- Microscopic calculations of stopping and flow from 160AMeV to 160AGeV (1996)
- The behavior of hadronic matter at high baryon densities is studied within Ultrarelativistic Quantum Molecular Dynamics (URQMD). Baryonic stopping is observed for Au+Au collisions from SIS up to SPS energies. The excitation function of flow shows strong sensitivities to the underlying equation of state (EOS), allowing for systematic studies of the EOS. Effects of a density dependent pole of the rho-meson propagator on dilepton spectra are studied for different systems and centralities at CERN energies.
- Nucleus-nucleus collisions at highest energies (1996)
- The microscopic phasespace approach URQMD is used to investigate the stopping power and particle production in heavy systems at SPS and RHIC energies. We find no gap in the baryon rapidity distribution even at RHIC. For CERN energies URQMD shows a pile up of baryons and a supression of multi-nucleon clusters at midrapidity.
- Neural networks for impact parameter determination (1996)
- Abstract: An accurate impact parameter determination in a heavy ion collision is crucial for almost all further analysis.

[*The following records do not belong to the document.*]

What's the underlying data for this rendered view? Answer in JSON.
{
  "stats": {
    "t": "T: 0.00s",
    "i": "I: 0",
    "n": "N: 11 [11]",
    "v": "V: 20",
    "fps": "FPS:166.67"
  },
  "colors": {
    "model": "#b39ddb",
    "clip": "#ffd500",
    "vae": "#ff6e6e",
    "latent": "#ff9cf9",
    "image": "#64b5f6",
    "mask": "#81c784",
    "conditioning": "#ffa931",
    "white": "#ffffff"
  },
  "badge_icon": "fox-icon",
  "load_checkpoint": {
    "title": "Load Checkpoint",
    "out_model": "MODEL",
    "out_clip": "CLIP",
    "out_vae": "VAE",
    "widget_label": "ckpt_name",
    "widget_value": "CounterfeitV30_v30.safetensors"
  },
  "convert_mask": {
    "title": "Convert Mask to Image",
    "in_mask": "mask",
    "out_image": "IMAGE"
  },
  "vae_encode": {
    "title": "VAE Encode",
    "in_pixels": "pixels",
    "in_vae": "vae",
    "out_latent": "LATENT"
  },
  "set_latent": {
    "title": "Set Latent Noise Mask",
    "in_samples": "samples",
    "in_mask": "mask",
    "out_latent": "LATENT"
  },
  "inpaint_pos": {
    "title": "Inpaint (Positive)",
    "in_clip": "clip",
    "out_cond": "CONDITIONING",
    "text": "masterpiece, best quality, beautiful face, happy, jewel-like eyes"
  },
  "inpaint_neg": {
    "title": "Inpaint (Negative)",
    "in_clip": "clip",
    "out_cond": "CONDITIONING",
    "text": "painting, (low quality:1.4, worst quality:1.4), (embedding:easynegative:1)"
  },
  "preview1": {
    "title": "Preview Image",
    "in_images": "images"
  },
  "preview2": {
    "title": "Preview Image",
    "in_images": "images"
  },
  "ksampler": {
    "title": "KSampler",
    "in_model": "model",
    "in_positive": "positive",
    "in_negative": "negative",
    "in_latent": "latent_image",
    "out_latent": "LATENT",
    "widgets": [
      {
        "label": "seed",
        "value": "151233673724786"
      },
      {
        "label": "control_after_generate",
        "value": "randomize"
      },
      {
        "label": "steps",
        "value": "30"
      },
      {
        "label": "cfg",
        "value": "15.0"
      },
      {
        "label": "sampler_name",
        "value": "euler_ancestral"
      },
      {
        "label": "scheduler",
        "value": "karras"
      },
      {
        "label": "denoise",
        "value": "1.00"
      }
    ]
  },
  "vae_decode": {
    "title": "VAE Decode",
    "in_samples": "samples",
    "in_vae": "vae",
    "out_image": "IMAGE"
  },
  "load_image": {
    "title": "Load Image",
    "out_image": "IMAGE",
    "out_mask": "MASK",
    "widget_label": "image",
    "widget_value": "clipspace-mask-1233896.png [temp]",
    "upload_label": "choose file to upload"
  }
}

The capabilities of an artificial neural network are investigated to that respect. A novel input generation for the network is proposed, namely the transverse and longitudinal momentum distribution of all outgoing (or actually detectable) particles. The neural network approach yields an improvement in performance of a factor of two as compared to classical techniques. To achieve this improvement simple network architectures and a 5 × 5 input grid in (pt, pz) space are suffcient.
- Microscopic analysis of thermodynamic parameters from 160 MeV/n - 160 GeV/n (1997)
- Microscopic calculations of central collisions between heavy nuclei are used to study fragment production and the creation of collective flow. It is shown that the final phase space distributions are compatible with the expectations from a thermally equilibrated source, which in addition exhibits a collective transverse expansion. However, the microscopic analyses of the transient states in the reaction stages of highest density and during the expansion show that the system does not reach global equilibrium. Even if a considerable amount of equilibration is assumed, the connection of the measurable final state to the macroscopic parameters, e.g. the temperature, of the transient ''equilibrium'' state remains ambiguous.
- Modelling the many-body dynamics of heavy ion collisions (1997)
- Basic problems of the semiclassical microscopic modelling of strongly interacting systems are discussed within the framework of Quantum Molecular Dynamics (QMD). This model allows to study the influence of several types of nucleonic interactions on a large variety of observables and phenomena occur- ring in heavy ion collisions at relativistic energies. It is shown that the same predictions can be obtained with several numerically completely di erent and independently written programs as far as the same model parameters are employed and the same basic approximations are made. Many observ- ables are robust against variations of the details of the model assumptions used. Some of the physical results, however, depend also on rather technical parameters like the preparation of the initial configuration in phase space. This crucial problem is connected with the description of the ground state of single nuclei, which di ers among the various approaches. An outlook to an improved molecular dynamics scheme for heavy ion collisions is given.